When asked what the perfect age for a collector to begin collecting is, Healy confides her point of view. “You can start as a ten-year-old with an original print that speaks to you. Print-making techniques like woodcut, lithography, etching, etc. have been around for centuries. There is this misconception that prints are not original, yet they definitely are because they were created with a specific technique in mind. The difference between print and paintings is that they are not unique. Printmaking usually forms part of a limited edition.”
We believe that art influences culture and fashion in Texas and Ruiz-Healy agrees. “Nowadays with digital information so engrained in our lives the intersections of art, culture, fashion, and food are more and more married. I think that culture influences art and very frequently art inspires fashion. We all live feeding each other in more ways that we can think of.”
In fact, art affects and influences every Texan, shares Ruiz-Healy. “Art can be many things for different people. In general good art has a distinctive presence and is many times a conversation piece. Texans enjoy beautiful clothes, homes, gardens and you have to have the art for to make your surroundings more special.
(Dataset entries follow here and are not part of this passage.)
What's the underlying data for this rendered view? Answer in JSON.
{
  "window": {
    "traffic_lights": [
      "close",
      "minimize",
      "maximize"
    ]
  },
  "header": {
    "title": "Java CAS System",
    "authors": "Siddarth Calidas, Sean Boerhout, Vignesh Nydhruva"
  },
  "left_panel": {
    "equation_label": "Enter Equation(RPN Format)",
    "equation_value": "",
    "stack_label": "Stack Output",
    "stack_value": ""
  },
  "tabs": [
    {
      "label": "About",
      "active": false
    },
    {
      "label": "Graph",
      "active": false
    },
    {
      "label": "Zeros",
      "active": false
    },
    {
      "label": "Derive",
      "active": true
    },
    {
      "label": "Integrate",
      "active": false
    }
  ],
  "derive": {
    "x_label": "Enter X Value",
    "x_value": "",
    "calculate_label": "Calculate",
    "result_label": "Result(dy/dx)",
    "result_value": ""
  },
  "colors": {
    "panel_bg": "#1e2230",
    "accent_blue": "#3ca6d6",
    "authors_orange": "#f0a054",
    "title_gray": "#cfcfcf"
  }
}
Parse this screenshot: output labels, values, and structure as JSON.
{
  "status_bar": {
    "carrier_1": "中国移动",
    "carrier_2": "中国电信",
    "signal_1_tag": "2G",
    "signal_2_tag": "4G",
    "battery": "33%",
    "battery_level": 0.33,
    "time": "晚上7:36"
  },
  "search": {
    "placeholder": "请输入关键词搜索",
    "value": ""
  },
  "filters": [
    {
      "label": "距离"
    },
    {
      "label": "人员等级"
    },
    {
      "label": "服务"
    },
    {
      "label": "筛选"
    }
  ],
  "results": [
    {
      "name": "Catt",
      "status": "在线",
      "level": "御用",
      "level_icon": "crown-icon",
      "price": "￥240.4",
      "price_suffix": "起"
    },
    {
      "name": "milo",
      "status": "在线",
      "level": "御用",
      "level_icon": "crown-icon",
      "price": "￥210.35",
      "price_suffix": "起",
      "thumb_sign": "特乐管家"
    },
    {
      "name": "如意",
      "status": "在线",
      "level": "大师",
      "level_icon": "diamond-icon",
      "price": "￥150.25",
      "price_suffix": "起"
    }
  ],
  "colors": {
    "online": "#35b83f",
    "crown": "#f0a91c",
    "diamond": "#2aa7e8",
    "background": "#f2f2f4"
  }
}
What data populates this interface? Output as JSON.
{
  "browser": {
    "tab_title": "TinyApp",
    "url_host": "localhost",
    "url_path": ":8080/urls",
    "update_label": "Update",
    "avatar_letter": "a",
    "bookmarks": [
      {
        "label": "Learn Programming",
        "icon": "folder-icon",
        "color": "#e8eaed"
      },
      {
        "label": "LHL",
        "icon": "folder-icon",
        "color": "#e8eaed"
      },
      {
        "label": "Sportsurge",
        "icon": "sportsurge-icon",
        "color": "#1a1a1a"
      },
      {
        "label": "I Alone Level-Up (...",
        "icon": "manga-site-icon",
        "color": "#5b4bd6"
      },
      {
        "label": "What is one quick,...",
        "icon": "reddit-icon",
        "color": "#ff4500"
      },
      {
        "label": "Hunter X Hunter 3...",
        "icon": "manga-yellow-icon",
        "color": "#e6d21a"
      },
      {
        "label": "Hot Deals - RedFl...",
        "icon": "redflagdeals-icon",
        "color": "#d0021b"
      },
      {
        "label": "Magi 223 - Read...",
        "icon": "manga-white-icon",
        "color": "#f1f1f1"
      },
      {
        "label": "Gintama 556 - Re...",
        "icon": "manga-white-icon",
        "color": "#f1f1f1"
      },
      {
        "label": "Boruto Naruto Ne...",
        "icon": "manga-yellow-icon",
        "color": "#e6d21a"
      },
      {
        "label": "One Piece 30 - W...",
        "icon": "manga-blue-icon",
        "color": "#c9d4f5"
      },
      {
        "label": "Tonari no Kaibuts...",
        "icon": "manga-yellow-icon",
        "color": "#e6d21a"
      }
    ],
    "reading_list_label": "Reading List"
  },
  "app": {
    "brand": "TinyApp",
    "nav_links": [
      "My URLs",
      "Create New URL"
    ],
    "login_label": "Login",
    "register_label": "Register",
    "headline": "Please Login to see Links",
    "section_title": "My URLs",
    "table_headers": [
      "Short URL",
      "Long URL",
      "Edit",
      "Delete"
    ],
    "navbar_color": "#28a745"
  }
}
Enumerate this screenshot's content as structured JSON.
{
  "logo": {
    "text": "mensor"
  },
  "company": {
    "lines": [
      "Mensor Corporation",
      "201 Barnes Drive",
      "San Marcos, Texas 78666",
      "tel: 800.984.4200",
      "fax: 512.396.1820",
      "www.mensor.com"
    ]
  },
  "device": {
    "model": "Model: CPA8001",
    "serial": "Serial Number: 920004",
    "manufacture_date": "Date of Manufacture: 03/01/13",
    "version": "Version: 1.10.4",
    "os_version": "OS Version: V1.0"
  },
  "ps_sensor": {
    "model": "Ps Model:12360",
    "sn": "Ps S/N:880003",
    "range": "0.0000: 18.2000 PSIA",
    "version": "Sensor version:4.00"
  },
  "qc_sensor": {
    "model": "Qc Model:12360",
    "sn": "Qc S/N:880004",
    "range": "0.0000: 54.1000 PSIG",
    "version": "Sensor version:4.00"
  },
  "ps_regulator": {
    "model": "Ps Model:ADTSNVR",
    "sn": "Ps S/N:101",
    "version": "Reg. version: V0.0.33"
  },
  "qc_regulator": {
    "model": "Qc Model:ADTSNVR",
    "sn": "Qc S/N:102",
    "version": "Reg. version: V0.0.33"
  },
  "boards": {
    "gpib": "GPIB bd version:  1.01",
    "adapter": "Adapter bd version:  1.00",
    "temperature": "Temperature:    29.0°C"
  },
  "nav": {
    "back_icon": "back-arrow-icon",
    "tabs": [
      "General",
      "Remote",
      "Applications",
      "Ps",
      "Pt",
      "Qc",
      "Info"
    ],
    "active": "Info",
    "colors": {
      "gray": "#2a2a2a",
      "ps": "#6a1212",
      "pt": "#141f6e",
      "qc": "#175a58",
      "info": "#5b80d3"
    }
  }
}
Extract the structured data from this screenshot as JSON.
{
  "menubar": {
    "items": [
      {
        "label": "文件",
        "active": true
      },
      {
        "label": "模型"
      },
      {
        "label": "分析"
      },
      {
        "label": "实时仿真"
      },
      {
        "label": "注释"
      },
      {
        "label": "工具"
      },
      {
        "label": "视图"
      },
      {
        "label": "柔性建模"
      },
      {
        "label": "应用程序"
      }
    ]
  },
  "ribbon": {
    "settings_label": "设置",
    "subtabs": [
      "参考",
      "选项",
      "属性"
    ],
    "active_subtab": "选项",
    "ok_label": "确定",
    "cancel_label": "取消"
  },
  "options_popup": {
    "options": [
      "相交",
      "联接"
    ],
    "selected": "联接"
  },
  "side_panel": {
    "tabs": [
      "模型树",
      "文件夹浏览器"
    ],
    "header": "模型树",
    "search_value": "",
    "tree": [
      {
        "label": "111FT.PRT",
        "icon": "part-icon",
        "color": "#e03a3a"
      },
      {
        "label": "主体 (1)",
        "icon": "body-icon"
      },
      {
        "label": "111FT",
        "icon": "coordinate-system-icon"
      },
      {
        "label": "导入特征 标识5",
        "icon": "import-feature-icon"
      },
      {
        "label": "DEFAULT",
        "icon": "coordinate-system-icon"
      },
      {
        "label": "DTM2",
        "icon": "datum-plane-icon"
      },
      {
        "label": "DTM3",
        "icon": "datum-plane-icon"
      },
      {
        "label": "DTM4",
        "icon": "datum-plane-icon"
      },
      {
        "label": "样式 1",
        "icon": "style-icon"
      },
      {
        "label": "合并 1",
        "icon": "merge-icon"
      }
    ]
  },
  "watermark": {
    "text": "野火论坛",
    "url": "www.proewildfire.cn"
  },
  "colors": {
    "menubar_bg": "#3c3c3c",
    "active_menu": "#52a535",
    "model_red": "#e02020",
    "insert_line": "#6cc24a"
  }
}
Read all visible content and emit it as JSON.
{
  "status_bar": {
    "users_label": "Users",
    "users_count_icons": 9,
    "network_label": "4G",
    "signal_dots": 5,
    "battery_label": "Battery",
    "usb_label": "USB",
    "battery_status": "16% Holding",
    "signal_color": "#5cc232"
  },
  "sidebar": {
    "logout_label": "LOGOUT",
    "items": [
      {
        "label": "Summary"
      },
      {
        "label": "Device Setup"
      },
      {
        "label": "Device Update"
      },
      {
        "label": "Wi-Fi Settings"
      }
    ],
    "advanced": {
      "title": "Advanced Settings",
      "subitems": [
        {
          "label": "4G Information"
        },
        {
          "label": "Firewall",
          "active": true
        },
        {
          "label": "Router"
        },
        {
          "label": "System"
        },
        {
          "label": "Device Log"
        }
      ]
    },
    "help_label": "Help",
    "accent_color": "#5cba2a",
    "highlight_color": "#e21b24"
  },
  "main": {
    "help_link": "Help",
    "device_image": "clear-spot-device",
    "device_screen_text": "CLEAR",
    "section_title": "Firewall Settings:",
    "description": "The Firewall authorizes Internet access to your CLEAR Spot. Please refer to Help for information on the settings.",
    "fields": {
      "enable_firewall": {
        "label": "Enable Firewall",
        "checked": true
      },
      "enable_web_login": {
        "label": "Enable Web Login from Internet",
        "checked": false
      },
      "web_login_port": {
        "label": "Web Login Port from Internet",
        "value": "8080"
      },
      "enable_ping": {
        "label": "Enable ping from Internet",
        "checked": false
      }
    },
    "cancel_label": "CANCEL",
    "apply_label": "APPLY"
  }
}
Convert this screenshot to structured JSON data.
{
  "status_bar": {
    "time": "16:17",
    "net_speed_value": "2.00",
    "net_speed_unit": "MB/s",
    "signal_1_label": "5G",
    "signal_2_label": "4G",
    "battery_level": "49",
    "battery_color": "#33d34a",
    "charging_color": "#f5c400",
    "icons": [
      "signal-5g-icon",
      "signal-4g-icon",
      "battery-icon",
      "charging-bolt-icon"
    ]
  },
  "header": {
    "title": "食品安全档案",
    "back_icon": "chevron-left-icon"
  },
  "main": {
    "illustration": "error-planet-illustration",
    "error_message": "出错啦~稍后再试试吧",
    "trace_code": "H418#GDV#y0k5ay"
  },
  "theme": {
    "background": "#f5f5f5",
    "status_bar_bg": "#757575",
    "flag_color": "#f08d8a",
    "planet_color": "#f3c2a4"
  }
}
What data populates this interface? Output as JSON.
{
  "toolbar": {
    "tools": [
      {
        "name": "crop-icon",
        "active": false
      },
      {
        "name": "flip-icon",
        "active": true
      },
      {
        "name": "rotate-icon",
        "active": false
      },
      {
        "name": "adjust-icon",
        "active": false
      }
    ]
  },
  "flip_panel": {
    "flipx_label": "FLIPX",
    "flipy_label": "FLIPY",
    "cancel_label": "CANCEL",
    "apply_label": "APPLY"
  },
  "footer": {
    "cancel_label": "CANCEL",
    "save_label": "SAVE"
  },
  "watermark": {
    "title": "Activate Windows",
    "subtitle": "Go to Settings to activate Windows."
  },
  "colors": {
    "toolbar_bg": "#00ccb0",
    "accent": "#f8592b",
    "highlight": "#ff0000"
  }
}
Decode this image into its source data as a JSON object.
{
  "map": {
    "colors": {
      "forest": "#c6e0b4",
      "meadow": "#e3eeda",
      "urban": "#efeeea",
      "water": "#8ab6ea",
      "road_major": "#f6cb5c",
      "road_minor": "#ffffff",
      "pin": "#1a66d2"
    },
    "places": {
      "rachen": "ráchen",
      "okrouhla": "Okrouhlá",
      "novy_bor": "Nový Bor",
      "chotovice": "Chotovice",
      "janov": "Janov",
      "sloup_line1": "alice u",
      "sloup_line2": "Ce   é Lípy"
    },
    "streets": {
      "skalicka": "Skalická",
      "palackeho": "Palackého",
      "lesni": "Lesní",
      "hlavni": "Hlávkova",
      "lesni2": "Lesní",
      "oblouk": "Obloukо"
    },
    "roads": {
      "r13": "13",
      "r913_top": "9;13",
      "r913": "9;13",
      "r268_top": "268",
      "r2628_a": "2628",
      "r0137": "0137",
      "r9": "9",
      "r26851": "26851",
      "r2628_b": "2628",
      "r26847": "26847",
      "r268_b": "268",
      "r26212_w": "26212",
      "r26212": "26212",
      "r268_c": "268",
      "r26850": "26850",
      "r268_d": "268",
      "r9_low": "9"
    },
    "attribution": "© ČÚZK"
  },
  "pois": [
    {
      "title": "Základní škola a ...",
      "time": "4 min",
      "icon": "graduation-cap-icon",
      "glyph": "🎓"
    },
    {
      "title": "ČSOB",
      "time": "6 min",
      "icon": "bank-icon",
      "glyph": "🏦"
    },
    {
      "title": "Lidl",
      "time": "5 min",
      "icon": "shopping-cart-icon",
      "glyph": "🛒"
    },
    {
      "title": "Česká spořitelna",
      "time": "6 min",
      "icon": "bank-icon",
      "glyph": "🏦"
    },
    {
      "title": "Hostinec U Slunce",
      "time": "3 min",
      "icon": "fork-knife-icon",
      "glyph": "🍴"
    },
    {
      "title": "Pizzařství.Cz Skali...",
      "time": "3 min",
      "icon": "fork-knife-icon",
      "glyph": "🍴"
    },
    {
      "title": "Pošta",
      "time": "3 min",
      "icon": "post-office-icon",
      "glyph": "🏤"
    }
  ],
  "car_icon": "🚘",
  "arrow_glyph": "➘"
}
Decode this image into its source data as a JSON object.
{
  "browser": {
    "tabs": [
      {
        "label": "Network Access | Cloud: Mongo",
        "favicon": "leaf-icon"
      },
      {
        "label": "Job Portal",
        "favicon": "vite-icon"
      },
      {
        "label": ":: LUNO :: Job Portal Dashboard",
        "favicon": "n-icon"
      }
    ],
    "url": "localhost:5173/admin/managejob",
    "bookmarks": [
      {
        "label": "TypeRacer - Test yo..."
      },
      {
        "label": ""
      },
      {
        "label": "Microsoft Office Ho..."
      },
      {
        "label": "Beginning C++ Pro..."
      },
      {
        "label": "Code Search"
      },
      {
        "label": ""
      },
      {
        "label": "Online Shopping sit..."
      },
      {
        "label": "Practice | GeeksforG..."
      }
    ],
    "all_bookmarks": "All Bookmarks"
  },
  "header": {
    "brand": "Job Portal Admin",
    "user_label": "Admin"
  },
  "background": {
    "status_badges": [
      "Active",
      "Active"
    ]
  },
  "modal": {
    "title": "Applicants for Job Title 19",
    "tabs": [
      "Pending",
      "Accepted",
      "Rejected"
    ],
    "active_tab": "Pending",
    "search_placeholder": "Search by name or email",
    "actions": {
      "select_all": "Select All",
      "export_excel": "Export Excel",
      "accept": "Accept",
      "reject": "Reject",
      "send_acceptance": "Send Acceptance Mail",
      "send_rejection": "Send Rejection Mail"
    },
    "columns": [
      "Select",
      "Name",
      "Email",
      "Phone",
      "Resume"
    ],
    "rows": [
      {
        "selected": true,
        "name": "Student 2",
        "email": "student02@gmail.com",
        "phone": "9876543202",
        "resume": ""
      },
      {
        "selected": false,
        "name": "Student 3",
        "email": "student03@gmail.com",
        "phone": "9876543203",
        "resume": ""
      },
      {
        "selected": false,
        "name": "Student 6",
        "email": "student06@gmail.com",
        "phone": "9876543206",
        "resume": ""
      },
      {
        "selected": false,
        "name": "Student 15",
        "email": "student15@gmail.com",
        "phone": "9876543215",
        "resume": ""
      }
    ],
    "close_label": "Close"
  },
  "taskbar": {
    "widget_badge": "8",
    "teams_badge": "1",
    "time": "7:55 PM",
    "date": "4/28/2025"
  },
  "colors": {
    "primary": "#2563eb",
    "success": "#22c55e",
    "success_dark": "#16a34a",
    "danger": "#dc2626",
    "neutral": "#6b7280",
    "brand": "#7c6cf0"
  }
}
The level of sophistication that art brings to a home cannot be match by anything else. You can have a beautiful hand painted wall paper but it’s just a nice wall paper it’s not a timeless work of art.”
“Good art is a special paragon of a club where most informed and sophisticated people want to belong to,” she says and we couldn’t agree more as the landscape of the Texas art scene will continue to revolve.